Data excerpts:
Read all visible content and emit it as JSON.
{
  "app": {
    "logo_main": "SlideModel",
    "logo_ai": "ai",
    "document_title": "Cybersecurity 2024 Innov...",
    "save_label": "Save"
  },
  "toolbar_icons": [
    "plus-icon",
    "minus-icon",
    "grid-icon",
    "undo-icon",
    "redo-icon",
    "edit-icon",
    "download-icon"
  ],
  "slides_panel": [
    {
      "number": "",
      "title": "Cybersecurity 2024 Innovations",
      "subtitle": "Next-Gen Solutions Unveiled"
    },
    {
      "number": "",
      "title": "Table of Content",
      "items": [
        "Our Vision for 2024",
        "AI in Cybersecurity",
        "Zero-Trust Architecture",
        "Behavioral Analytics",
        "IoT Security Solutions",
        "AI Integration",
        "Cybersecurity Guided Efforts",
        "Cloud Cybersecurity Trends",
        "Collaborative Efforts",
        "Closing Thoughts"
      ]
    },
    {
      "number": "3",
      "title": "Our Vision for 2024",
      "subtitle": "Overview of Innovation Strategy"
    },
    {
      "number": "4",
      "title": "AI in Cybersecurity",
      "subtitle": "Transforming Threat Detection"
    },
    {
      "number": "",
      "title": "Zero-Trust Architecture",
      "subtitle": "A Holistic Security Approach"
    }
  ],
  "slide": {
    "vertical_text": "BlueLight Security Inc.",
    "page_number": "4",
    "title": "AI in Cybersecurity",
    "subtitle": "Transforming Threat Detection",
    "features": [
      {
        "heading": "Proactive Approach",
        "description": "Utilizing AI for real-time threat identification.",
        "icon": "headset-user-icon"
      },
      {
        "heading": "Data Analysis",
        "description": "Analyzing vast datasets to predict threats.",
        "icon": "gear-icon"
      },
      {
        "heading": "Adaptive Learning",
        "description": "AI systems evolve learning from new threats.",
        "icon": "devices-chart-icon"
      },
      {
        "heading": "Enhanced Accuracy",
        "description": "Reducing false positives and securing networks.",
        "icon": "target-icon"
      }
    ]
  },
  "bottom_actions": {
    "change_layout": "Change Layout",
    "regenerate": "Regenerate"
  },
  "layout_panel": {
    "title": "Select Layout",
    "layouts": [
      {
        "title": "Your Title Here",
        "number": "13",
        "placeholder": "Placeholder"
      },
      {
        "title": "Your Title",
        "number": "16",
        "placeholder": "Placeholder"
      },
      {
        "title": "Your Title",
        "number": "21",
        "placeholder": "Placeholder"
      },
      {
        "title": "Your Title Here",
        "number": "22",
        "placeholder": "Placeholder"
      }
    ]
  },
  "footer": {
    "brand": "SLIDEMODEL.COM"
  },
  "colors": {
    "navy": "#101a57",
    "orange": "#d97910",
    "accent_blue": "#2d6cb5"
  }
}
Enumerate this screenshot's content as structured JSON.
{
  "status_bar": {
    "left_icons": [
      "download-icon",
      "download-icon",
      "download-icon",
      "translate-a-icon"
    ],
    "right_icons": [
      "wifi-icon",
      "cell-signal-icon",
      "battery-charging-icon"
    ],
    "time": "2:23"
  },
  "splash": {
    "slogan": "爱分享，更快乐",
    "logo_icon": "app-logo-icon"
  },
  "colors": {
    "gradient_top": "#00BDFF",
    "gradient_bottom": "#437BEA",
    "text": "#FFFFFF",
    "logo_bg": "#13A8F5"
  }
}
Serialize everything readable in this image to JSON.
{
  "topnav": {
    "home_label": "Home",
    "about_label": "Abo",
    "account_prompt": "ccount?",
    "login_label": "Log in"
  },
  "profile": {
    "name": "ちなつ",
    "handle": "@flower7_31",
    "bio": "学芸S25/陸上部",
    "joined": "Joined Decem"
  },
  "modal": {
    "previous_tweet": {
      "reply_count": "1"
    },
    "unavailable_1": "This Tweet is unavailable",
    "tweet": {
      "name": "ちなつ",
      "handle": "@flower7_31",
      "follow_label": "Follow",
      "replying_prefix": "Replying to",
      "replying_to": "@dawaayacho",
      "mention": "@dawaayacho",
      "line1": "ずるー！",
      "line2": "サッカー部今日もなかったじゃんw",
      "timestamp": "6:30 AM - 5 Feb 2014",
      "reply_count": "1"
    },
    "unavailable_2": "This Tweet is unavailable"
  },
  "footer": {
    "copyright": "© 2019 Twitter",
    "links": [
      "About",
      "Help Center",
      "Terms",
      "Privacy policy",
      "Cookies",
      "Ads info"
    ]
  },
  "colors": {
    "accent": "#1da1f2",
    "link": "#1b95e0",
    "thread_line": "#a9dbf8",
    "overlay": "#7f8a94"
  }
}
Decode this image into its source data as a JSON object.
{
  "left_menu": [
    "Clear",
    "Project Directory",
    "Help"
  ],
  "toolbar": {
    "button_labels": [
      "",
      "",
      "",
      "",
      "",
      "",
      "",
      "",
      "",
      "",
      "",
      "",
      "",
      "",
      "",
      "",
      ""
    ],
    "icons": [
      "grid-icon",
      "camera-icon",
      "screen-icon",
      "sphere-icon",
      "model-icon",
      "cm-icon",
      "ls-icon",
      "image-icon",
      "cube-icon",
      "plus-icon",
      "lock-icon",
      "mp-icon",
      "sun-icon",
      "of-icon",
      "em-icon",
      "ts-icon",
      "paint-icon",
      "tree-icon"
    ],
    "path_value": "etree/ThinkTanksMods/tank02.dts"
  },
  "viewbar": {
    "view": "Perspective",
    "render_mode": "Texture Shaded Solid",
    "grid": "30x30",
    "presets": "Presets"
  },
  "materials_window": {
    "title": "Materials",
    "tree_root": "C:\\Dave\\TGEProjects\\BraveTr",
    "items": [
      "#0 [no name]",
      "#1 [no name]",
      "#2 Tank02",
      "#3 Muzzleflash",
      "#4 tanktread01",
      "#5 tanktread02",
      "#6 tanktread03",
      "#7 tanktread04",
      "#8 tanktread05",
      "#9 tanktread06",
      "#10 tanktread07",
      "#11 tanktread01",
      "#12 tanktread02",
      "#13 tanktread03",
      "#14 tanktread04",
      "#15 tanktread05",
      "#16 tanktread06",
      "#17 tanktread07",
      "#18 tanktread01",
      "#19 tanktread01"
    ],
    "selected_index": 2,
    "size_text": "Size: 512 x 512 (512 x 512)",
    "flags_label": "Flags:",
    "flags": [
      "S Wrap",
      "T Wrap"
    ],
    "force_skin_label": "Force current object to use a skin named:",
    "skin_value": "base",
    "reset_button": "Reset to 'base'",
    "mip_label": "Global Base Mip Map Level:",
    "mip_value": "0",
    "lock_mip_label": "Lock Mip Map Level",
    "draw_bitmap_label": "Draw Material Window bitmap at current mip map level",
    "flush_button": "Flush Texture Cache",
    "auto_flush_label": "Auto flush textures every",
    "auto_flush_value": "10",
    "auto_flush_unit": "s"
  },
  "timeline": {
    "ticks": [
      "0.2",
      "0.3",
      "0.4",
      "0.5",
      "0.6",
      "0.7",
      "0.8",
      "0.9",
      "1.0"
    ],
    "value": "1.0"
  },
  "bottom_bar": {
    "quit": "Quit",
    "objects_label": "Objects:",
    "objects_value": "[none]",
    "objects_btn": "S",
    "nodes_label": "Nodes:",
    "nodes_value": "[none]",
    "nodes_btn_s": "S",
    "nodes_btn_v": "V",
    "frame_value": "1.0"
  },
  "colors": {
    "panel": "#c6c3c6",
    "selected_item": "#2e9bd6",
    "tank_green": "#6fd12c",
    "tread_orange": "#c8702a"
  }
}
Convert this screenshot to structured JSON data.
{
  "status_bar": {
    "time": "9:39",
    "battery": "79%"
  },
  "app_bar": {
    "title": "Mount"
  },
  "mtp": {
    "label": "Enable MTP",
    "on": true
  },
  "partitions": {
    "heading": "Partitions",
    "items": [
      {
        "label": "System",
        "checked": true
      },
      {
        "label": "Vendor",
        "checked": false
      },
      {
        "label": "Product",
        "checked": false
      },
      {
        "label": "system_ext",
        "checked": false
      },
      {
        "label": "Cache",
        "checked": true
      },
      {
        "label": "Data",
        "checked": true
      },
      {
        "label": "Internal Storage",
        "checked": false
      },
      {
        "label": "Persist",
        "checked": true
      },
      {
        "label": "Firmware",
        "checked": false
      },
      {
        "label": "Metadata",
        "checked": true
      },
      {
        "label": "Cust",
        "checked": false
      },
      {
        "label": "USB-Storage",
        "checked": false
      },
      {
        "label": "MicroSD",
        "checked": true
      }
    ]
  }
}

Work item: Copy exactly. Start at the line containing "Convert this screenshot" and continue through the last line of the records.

Solution for this problem:
Convert this screenshot to structured JSON data.
{
  "status_bar": {
    "time": "9:39",
    "battery": "79%"
  },
  "app_bar": {
    "title": "Mount"
  },
  "mtp": {
    "label": "Enable MTP",
    "on": true
  },
  "partitions": {
    "heading": "Partitions",
    "items": [
      {
        "label": "System",
        "checked": true
      },
      {
        "label": "Vendor",
        "checked": false
      },
      {
        "label": "Product",
        "checked": false
      },
      {
        "label": "system_ext",
        "checked": false
      },
      {
        "label": "Cache",
        "checked": true
      },
      {
        "label": "Data",
        "checked": true
      },
      {
        "label": "Internal Storage",
        "checked": false
      },
      {
        "label": "Persist",
        "checked": true
      },
      {
        "label": "Firmware",
        "checked": false
      },
      {
        "label": "Metadata",
        "checked": true
      },
      {
        "label": "Cust",
        "checked": false
      },
      {
        "label": "USB-Storage",
        "checked": false
      },
      {
        "label": "MicroSD",
        "checked": true
      }
    ]
  }
}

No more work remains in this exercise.